**Data to use:**

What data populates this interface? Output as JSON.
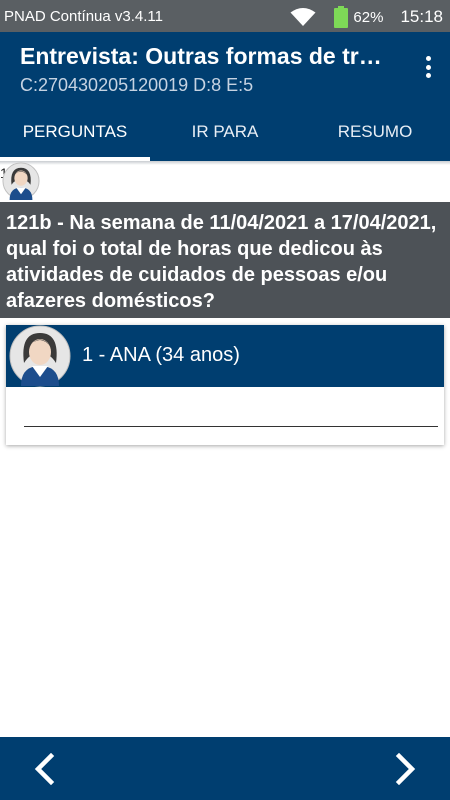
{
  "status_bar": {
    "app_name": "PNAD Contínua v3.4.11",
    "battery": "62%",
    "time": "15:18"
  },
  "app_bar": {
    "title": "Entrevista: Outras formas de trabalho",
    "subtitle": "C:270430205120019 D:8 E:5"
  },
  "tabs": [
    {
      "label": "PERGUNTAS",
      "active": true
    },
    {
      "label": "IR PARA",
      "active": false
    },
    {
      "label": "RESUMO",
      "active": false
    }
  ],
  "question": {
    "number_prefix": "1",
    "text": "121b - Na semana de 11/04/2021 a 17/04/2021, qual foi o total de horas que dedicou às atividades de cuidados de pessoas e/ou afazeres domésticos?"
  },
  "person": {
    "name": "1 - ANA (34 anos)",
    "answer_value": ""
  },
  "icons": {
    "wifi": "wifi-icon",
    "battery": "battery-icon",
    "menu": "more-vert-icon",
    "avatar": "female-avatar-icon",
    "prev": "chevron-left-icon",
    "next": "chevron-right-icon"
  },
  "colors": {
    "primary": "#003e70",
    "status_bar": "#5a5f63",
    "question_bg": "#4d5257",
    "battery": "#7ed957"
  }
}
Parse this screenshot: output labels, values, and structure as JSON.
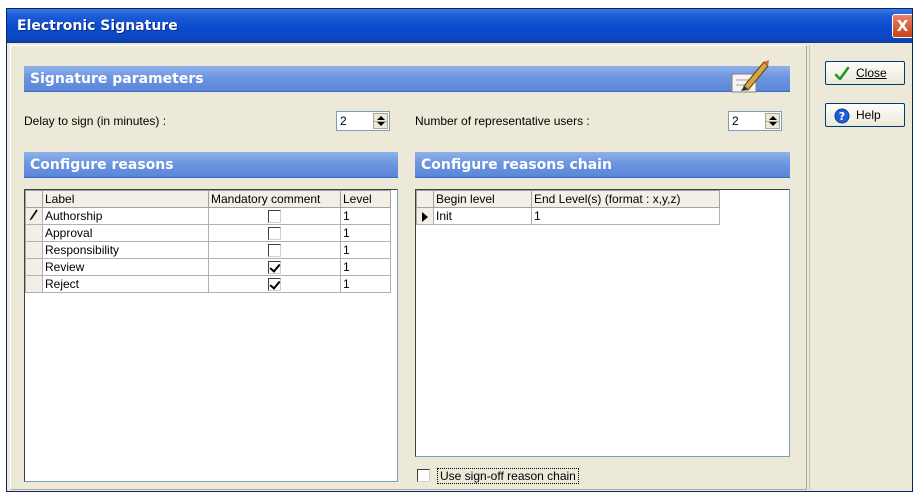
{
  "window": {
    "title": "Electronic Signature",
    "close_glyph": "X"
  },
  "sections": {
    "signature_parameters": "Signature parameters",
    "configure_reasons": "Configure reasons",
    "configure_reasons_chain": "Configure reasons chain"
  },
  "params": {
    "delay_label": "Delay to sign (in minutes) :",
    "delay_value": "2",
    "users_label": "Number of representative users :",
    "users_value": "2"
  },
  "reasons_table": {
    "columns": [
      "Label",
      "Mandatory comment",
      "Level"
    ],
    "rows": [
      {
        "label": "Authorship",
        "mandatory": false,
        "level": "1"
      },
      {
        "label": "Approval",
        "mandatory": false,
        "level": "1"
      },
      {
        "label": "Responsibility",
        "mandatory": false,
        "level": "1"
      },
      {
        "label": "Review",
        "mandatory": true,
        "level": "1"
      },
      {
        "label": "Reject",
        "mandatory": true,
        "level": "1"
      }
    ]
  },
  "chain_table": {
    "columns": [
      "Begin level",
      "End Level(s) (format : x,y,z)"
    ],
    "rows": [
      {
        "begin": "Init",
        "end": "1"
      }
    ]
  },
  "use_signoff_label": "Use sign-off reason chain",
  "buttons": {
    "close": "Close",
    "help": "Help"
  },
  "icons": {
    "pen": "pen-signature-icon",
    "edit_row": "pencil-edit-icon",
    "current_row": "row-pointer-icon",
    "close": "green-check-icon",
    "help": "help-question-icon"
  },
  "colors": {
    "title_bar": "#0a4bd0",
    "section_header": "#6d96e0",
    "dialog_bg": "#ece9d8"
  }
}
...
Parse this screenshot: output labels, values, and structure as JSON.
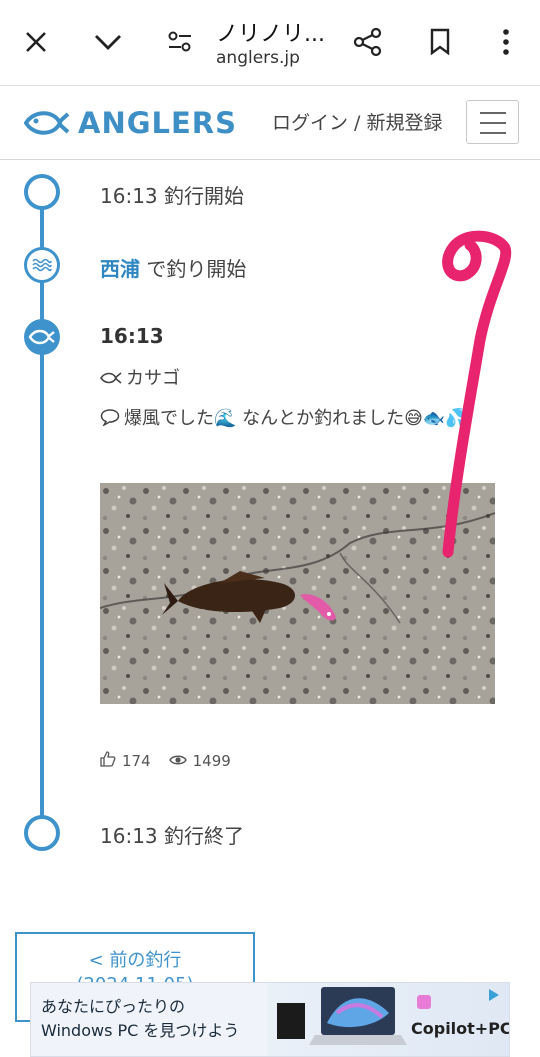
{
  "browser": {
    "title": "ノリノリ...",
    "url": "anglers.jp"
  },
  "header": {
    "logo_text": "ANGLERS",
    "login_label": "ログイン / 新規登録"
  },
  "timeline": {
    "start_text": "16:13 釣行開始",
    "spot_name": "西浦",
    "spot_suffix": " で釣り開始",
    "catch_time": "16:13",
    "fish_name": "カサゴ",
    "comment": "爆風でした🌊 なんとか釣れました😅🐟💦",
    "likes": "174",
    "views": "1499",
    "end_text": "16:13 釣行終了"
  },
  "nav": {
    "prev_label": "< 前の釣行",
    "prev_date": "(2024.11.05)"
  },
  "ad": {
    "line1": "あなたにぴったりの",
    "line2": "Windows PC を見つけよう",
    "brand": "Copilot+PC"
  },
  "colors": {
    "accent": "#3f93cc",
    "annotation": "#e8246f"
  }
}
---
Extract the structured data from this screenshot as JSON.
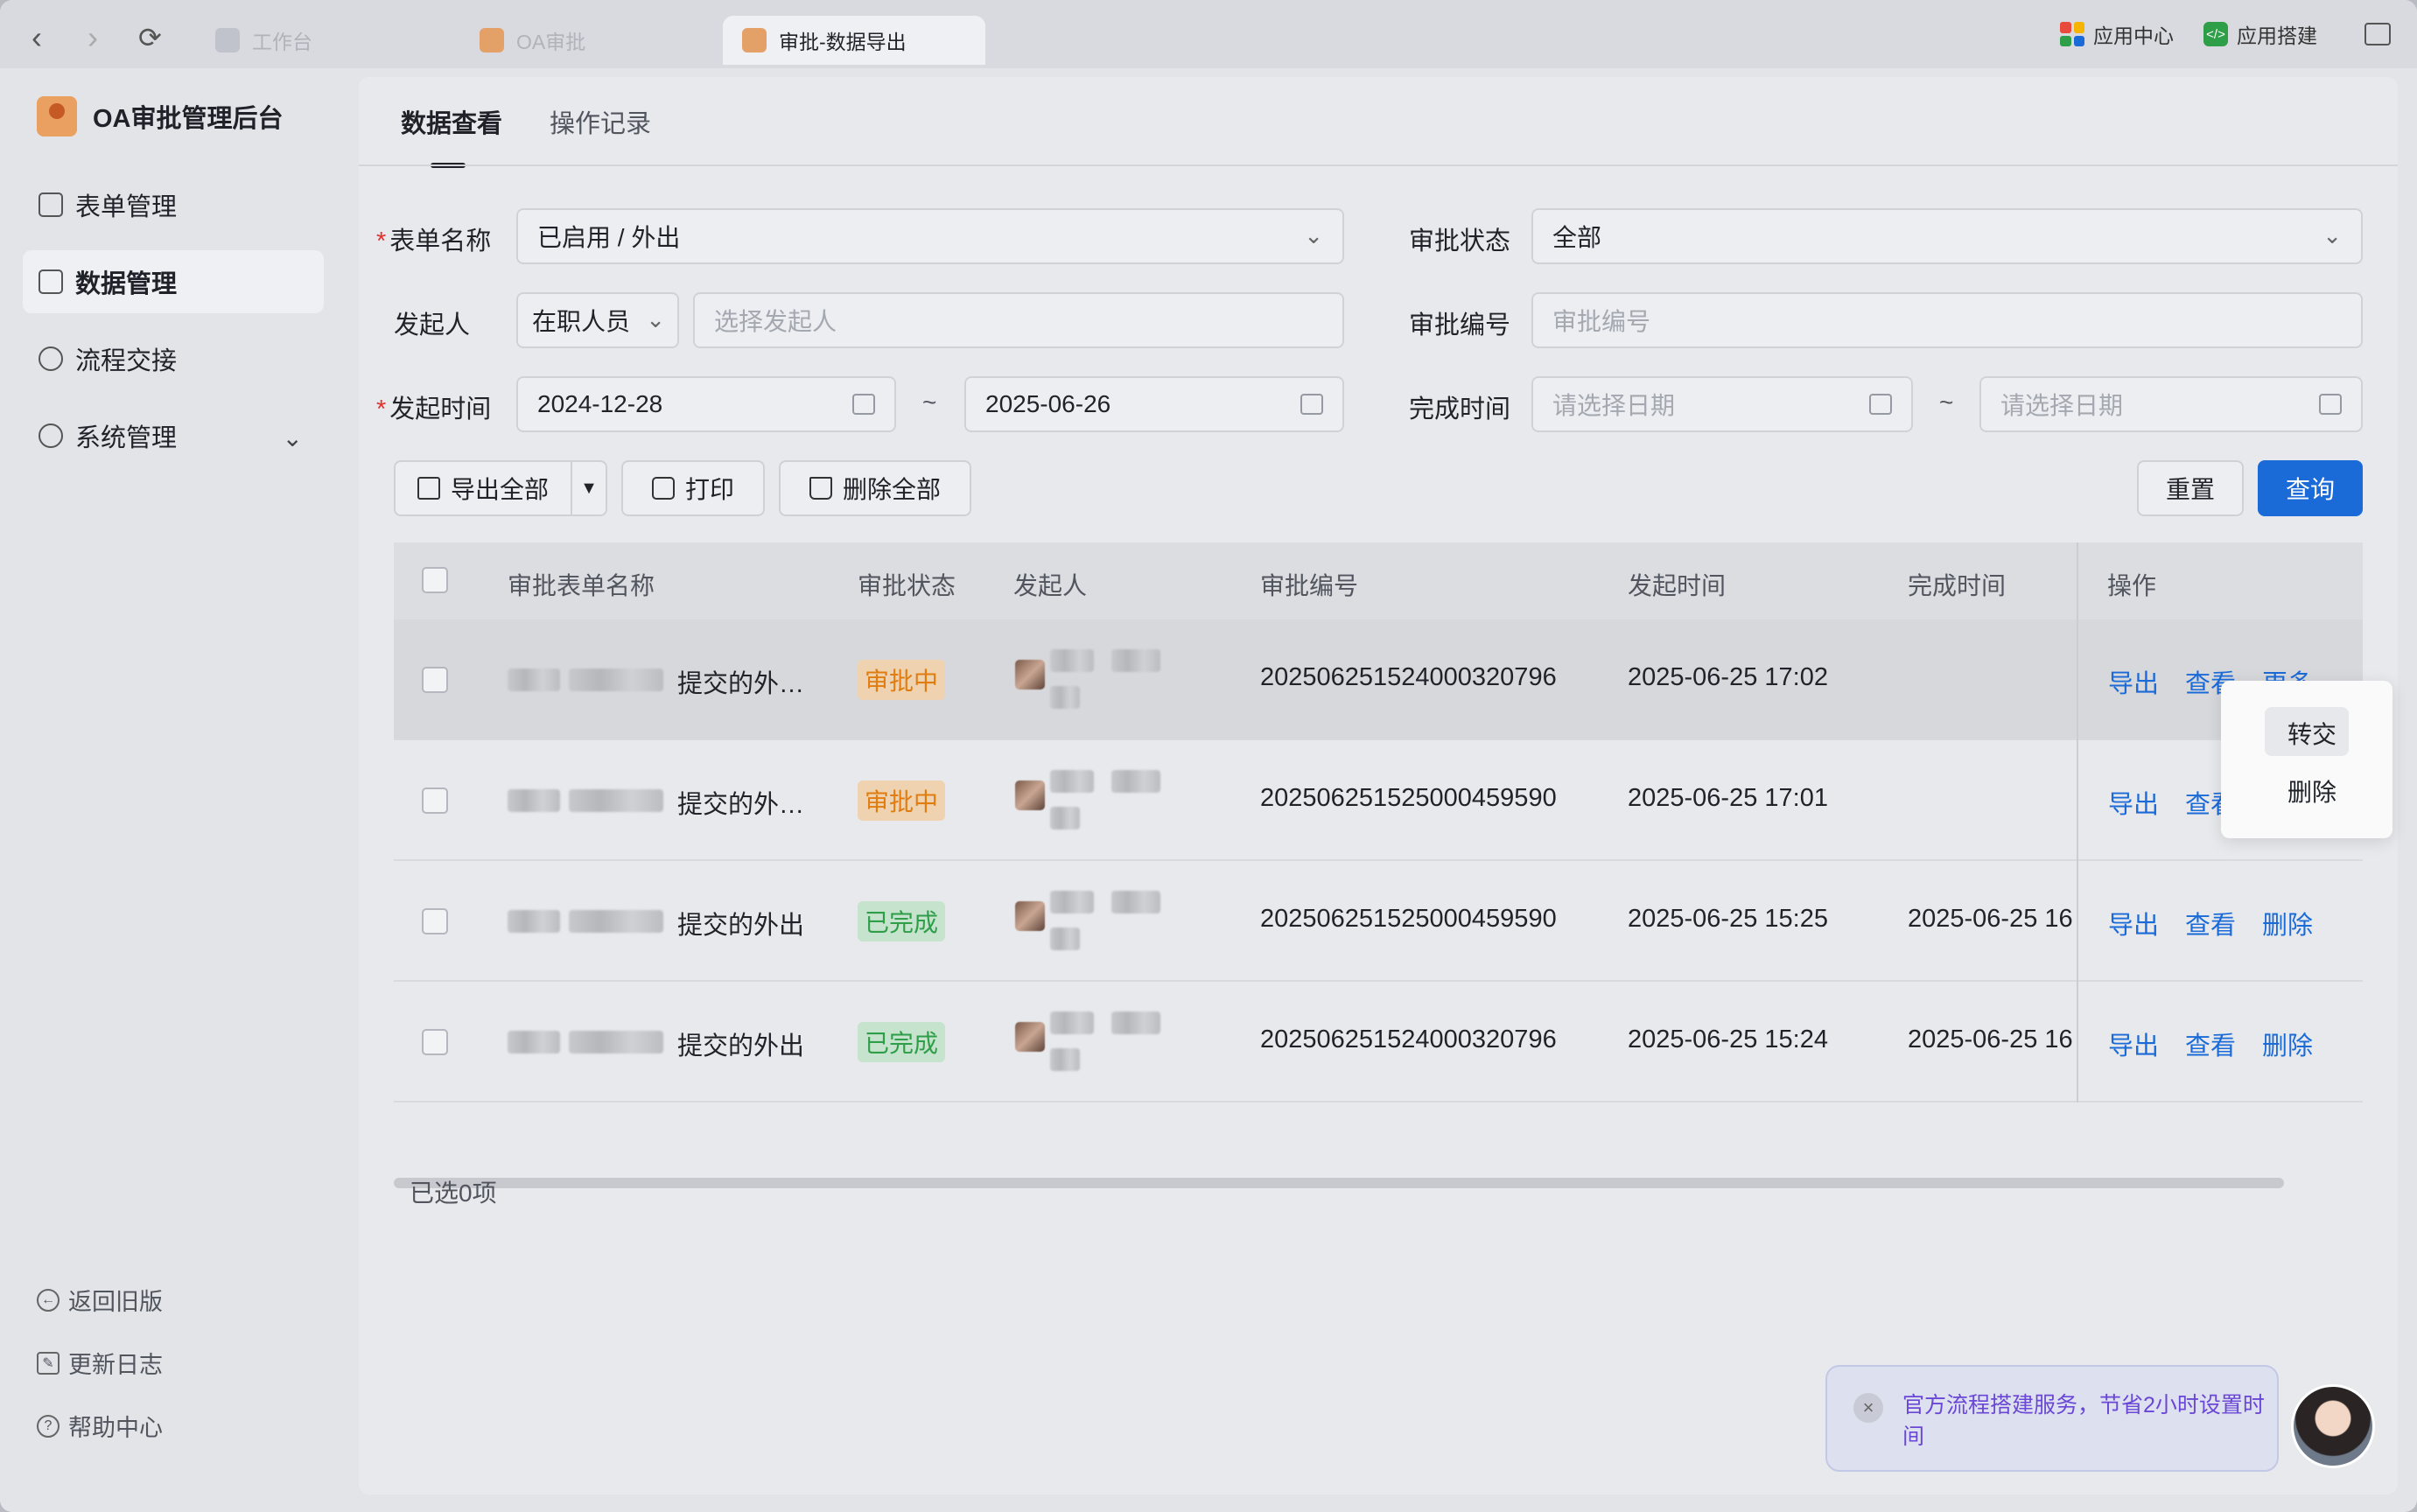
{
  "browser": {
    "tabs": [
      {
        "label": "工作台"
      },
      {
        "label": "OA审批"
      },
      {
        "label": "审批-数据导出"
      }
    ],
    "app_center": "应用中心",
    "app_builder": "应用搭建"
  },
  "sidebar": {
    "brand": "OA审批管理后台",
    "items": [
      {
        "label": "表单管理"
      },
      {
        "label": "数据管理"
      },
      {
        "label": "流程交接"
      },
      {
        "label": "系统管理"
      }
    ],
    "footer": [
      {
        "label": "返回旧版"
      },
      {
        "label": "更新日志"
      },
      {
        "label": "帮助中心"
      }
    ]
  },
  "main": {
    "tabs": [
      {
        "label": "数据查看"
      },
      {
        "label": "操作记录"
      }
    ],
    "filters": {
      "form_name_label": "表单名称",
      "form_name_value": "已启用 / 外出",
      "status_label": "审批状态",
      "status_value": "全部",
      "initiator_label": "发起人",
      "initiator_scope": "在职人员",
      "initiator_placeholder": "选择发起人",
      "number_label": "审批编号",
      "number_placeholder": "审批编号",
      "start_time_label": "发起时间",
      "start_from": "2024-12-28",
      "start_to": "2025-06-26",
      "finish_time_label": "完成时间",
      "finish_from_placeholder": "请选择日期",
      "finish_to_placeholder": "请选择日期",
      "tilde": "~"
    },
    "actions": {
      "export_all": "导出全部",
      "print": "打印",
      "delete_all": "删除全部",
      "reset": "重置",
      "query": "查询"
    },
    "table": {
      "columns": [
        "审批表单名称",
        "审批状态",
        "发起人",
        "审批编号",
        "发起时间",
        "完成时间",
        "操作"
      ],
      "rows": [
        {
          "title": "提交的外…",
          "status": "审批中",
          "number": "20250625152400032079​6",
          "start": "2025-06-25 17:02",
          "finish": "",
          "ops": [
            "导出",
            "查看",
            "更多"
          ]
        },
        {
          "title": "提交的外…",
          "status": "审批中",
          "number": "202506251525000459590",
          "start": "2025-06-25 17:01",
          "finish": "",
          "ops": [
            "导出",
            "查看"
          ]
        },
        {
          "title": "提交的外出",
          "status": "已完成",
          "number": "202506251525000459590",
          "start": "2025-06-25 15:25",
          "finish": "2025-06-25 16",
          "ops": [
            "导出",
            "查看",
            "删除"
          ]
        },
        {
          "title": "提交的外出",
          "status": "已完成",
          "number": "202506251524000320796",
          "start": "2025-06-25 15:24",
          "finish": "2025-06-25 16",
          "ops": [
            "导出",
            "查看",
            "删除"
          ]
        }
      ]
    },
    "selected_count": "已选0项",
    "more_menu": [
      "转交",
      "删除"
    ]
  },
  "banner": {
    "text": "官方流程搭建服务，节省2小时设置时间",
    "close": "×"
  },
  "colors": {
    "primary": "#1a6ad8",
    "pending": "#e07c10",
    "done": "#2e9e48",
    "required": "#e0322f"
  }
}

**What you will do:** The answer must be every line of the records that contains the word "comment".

**Answer:**
      "Mandatory comment",
    "comment": "爆風でした🌊 なんとか釣れました😅🐟💦",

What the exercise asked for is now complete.